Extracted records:
#####

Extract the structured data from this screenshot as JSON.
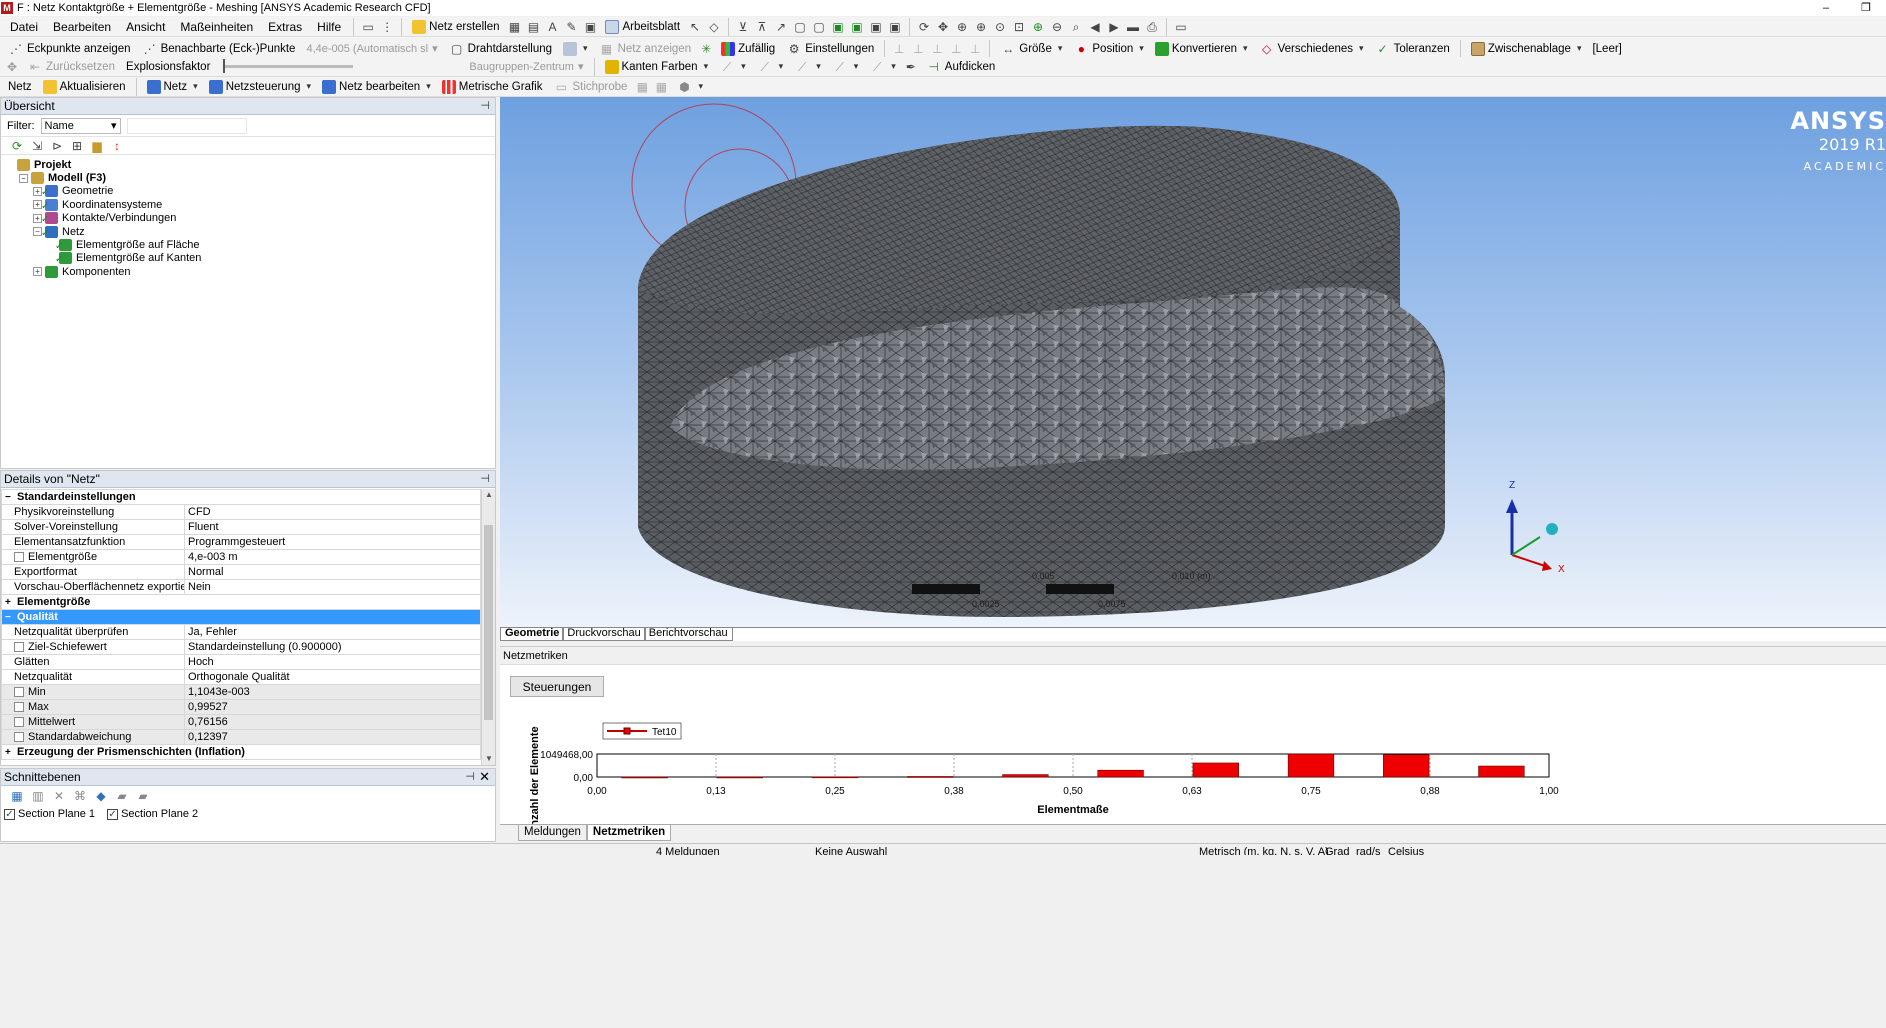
{
  "window": {
    "title": "F : Netz Kontaktgröße + Elementgröße - Meshing [ANSYS Academic Research CFD]",
    "controls": [
      "–",
      "❐"
    ]
  },
  "menu": [
    "Datei",
    "Bearbeiten",
    "Ansicht",
    "Maßeinheiten",
    "Extras",
    "Hilfe"
  ],
  "toolbar1": {
    "netz_erstellen": "Netz erstellen",
    "arbeitsblatt": "Arbeitsblatt"
  },
  "toolbar2": {
    "eckpunkte": "Eckpunkte anzeigen",
    "benachbarte": "Benachbarte (Eck-)Punkte",
    "scale_value": "4,4e-005 (Automatisch sl",
    "drahtdarstellung": "Drahtdarstellung",
    "netz_anzeigen": "Netz anzeigen",
    "zufaellig": "Zufällig",
    "einstellungen": "Einstellungen",
    "groesse": "Größe",
    "position": "Position",
    "konvertieren": "Konvertieren",
    "verschiedenes": "Verschiedenes",
    "toleranzen": "Toleranzen",
    "zwischenablage": "Zwischenablage",
    "leer": "[Leer]"
  },
  "toolbar3": {
    "zuruecksetzen": "Zurücksetzen",
    "explosionsfaktor": "Explosionsfaktor",
    "baugruppen": "Baugruppen-Zentrum",
    "kanten_farben": "Kanten Farben",
    "aufdicken": "Aufdicken"
  },
  "toolbar4": {
    "netz_label": "Netz",
    "aktualisieren": "Aktualisieren",
    "netz": "Netz",
    "netzsteuerung": "Netzsteuerung",
    "netz_bearbeiten": "Netz bearbeiten",
    "metrische_grafik": "Metrische Grafik",
    "stichprobe": "Stichprobe"
  },
  "outline": {
    "title": "Übersicht",
    "filter_label": "Filter:",
    "filter_value": "Name",
    "tree": [
      {
        "label": "Projekt",
        "level": 0,
        "bold": true,
        "expander": "",
        "icon": "#c8a23c"
      },
      {
        "label": "Modell (F3)",
        "level": 1,
        "bold": true,
        "expander": "−",
        "icon": "#c8a23c"
      },
      {
        "label": "Geometrie",
        "level": 2,
        "expander": "+",
        "icon": "#3d6fcf",
        "check": true
      },
      {
        "label": "Koordinatensysteme",
        "level": 2,
        "expander": "+",
        "icon": "#4a80d4",
        "check": true
      },
      {
        "label": "Kontakte/Verbindungen",
        "level": 2,
        "expander": "+",
        "icon": "#b04a8f",
        "check": true
      },
      {
        "label": "Netz",
        "level": 2,
        "expander": "−",
        "icon": "#2e6fc0",
        "check": true
      },
      {
        "label": "Elementgröße auf Fläche",
        "level": 3,
        "expander": "",
        "icon": "#2e9a3a",
        "check": true
      },
      {
        "label": "Elementgröße auf Kanten",
        "level": 3,
        "expander": "",
        "icon": "#2e9a3a",
        "check": true
      },
      {
        "label": "Komponenten",
        "level": 2,
        "expander": "+",
        "icon": "#2e9a3a"
      }
    ]
  },
  "details": {
    "title": "Details von \"Netz\"",
    "rows": [
      {
        "type": "group",
        "label": "Standardeinstellungen",
        "exp": "−"
      },
      {
        "label": "Physikvoreinstellung",
        "value": "CFD"
      },
      {
        "label": "Solver-Voreinstellung",
        "value": "Fluent"
      },
      {
        "label": "Elementansatzfunktion",
        "value": "Programmgesteuert"
      },
      {
        "label": "Elementgröße",
        "value": "4,e-003 m",
        "cb": true
      },
      {
        "label": "Exportformat",
        "value": "Normal"
      },
      {
        "label": "Vorschau-Oberflächennetz exportieren",
        "value": "Nein"
      },
      {
        "type": "group",
        "label": "Elementgröße",
        "exp": "+"
      },
      {
        "type": "group",
        "label": "Qualität",
        "exp": "−",
        "sel": true
      },
      {
        "label": "Netzqualität überprüfen",
        "value": "Ja, Fehler"
      },
      {
        "label": "Ziel-Schiefewert",
        "value": "Standardeinstellung (0.900000)",
        "cb": true
      },
      {
        "label": "Glätten",
        "value": "Hoch"
      },
      {
        "label": "Netzqualität",
        "value": "Orthogonale Qualität"
      },
      {
        "label": "Min",
        "value": "1,1043e-003",
        "cb": true,
        "shaded": true
      },
      {
        "label": "Max",
        "value": "0,99527",
        "cb": true,
        "shaded": true
      },
      {
        "label": "Mittelwert",
        "value": "0,76156",
        "cb": true,
        "shaded": true
      },
      {
        "label": "Standardabweichung",
        "value": "0,12397",
        "cb": true,
        "shaded": true
      },
      {
        "type": "group",
        "label": "Erzeugung der Prismenschichten (Inflation)",
        "exp": "+"
      }
    ]
  },
  "section_planes": {
    "title": "Schnittebenen",
    "items": [
      "Section Plane 1",
      "Section Plane 2"
    ]
  },
  "viewport": {
    "brand_1": "ANSYS",
    "brand_2": "2019 R1",
    "brand_3": "ACADEMIC",
    "scale_labels": [
      "0,005",
      "0,010 (m)",
      "0,0025",
      "0,0075"
    ],
    "triad": {
      "z": "Z",
      "x": "X"
    }
  },
  "view_tabs": [
    "Geometrie",
    "Druckvorschau",
    "Berichtvorschau"
  ],
  "metrics_panel": {
    "title": "Netzmetriken",
    "controls_button": "Steuerungen"
  },
  "chart_data": {
    "type": "bar",
    "xlabel": "Elementmaße",
    "ylabel": "Anzahl der Elemente",
    "legend": "Tet10",
    "series_color": "#ee0000",
    "ylim": [
      0,
      1049468
    ],
    "ytick_labels": [
      "0,00",
      "1049468,00"
    ],
    "xlim": [
      0,
      1
    ],
    "xtick_labels": [
      "0,00",
      "0,13",
      "0,25",
      "0,38",
      "0,50",
      "0,63",
      "0,75",
      "0,88",
      "1,00"
    ],
    "bin_centers": [
      0.05,
      0.15,
      0.25,
      0.35,
      0.45,
      0.55,
      0.65,
      0.75,
      0.85,
      0.95
    ],
    "bar_width": 0.048,
    "values": [
      2000,
      4000,
      8000,
      25000,
      110000,
      310000,
      640000,
      1049468,
      1020000,
      500000
    ]
  },
  "bottom_tabs": [
    "Meldungen",
    "Netzmetriken"
  ],
  "status": {
    "meldungen": "4 Meldungen",
    "auswahl": "Keine Auswahl",
    "units": "Metrisch (m, kg, N, s, V, A)",
    "grad": "Grad",
    "rads": "rad/s",
    "celsius": "Celsius"
  }
}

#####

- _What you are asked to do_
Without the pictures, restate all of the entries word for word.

- _Result of the exercise_
Extract the structured data from this screenshot as JSON.
{
  "window": {
    "title": "F : Netz Kontaktgröße + Elementgröße - Meshing [ANSYS Academic Research CFD]",
    "controls": [
      "–",
      "❐"
    ]
  },
  "menu": [
    "Datei",
    "Bearbeiten",
    "Ansicht",
    "Maßeinheiten",
    "Extras",
    "Hilfe"
  ],
  "toolbar1": {
    "netz_erstellen": "Netz erstellen",
    "arbeitsblatt": "Arbeitsblatt"
  },
  "toolbar2": {
    "eckpunkte": "Eckpunkte anzeigen",
    "benachbarte": "Benachbarte (Eck-)Punkte",
    "scale_value": "4,4e-005 (Automatisch sl",
    "drahtdarstellung": "Drahtdarstellung",
    "netz_anzeigen": "Netz anzeigen",
    "zufaellig": "Zufällig",
    "einstellungen": "Einstellungen",
    "groesse": "Größe",
    "position": "Position",
    "konvertieren": "Konvertieren",
    "verschiedenes": "Verschiedenes",
    "toleranzen": "Toleranzen",
    "zwischenablage": "Zwischenablage",
    "leer": "[Leer]"
  },
  "toolbar3": {
    "zuruecksetzen": "Zurücksetzen",
    "explosionsfaktor": "Explosionsfaktor",
    "baugruppen": "Baugruppen-Zentrum",
    "kanten_farben": "Kanten Farben",
    "aufdicken": "Aufdicken"
  },
  "toolbar4": {
    "netz_label": "Netz",
    "aktualisieren": "Aktualisieren",
    "netz": "Netz",
    "netzsteuerung": "Netzsteuerung",
    "netz_bearbeiten": "Netz bearbeiten",
    "metrische_grafik": "Metrische Grafik",
    "stichprobe": "Stichprobe"
  },
  "outline": {
    "title": "Übersicht",
    "filter_label": "Filter:",
    "filter_value": "Name",
    "tree": [
      {
        "label": "Projekt",
        "level": 0,
        "bold": true,
        "expander": "",
        "icon": "#c8a23c"
      },
      {
        "label": "Modell (F3)",
        "level": 1,
        "bold": true,
        "expander": "−",
        "icon": "#c8a23c"
      },
      {
        "label": "Geometrie",
        "level": 2,
        "expander": "+",
        "icon": "#3d6fcf",
        "check": true
      },
      {
        "label": "Koordinatensysteme",
        "level": 2,
        "expander": "+",
        "icon": "#4a80d4",
        "check": true
      },
      {
        "label": "Kontakte/Verbindungen",
        "level": 2,
        "expander": "+",
        "icon": "#b04a8f",
        "check": true
      },
      {
        "label": "Netz",
        "level": 2,
        "expander": "−",
        "icon": "#2e6fc0",
        "check": true
      },
      {
        "label": "Elementgröße auf Fläche",
        "level": 3,
        "expander": "",
        "icon": "#2e9a3a",
        "check": true
      },
      {
        "label": "Elementgröße auf Kanten",
        "level": 3,
        "expander": "",
        "icon": "#2e9a3a",
        "check": true
      },
      {
        "label": "Komponenten",
        "level": 2,
        "expander": "+",
        "icon": "#2e9a3a"
      }
    ]
  },
  "details": {
    "title": "Details von \"Netz\"",
    "rows": [
      {
        "type": "group",
        "label": "Standardeinstellungen",
        "exp": "−"
      },
      {
        "label": "Physikvoreinstellung",
        "value": "CFD"
      },
      {
        "label": "Solver-Voreinstellung",
        "value": "Fluent"
      },
      {
        "label": "Elementansatzfunktion",
        "value": "Programmgesteuert"
      },
      {
        "label": "Elementgröße",
        "value": "4,e-003 m",
        "cb": true
      },
      {
        "label": "Exportformat",
        "value": "Normal"
      },
      {
        "label": "Vorschau-Oberflächennetz exportieren",
        "value": "Nein"
      },
      {
        "type": "group",
        "label": "Elementgröße",
        "exp": "+"
      },
      {
        "type": "group",
        "label": "Qualität",
        "exp": "−",
        "sel": true
      },
      {
        "label": "Netzqualität überprüfen",
        "value": "Ja, Fehler"
      },
      {
        "label": "Ziel-Schiefewert",
        "value": "Standardeinstellung (0.900000)",
        "cb": true
      },
      {
        "label": "Glätten",
        "value": "Hoch"
      },
      {
        "label": "Netzqualität",
        "value": "Orthogonale Qualität"
      },
      {
        "label": "Min",
        "value": "1,1043e-003",
        "cb": true,
        "shaded": true
      },
      {
        "label": "Max",
        "value": "0,99527",
        "cb": true,
        "shaded": true
      },
      {
        "label": "Mittelwert",
        "value": "0,76156",
        "cb": true,
        "shaded": true
      },
      {
        "label": "Standardabweichung",
        "value": "0,12397",
        "cb": true,
        "shaded": true
      },
      {
        "type": "group",
        "label": "Erzeugung der Prismenschichten (Inflation)",
        "exp": "+"
      }
    ]
  },
  "section_planes": {
    "title": "Schnittebenen",
    "items": [
      "Section Plane 1",
      "Section Plane 2"
    ]
  },
  "viewport": {
    "brand_1": "ANSYS",
    "brand_2": "2019 R1",
    "brand_3": "ACADEMIC",
    "scale_labels": [
      "0,005",
      "0,010 (m)",
      "0,0025",
      "0,0075"
    ],
    "triad": {
      "z": "Z",
      "x": "X"
    }
  },
  "view_tabs": [
    "Geometrie",
    "Druckvorschau",
    "Berichtvorschau"
  ],
  "metrics_panel": {
    "title": "Netzmetriken",
    "controls_button": "Steuerungen"
  },
  "chart_data": {
    "type": "bar",
    "xlabel": "Elementmaße",
    "ylabel": "Anzahl der Elemente",
    "legend": "Tet10",
    "series_color": "#ee0000",
    "ylim": [
      0,
      1049468
    ],
    "ytick_labels": [
      "0,00",
      "1049468,00"
    ],
    "xlim": [
      0,
      1
    ],
    "xtick_labels": [
      "0,00",
      "0,13",
      "0,25",
      "0,38",
      "0,50",
      "0,63",
      "0,75",
      "0,88",
      "1,00"
    ],
    "bin_centers": [
      0.05,
      0.15,
      0.25,
      0.35,
      0.45,
      0.55,
      0.65,
      0.75,
      0.85,
      0.95
    ],
    "bar_width": 0.048,
    "values": [
      2000,
      4000,
      8000,
      25000,
      110000,
      310000,
      640000,
      1049468,
      1020000,
      500000
    ]
  },
  "bottom_tabs": [
    "Meldungen",
    "Netzmetriken"
  ],
  "status": {
    "meldungen": "4 Meldungen",
    "auswahl": "Keine Auswahl",
    "units": "Metrisch (m, kg, N, s, V, A)",
    "grad": "Grad",
    "rads": "rad/s",
    "celsius": "Celsius"
  }
}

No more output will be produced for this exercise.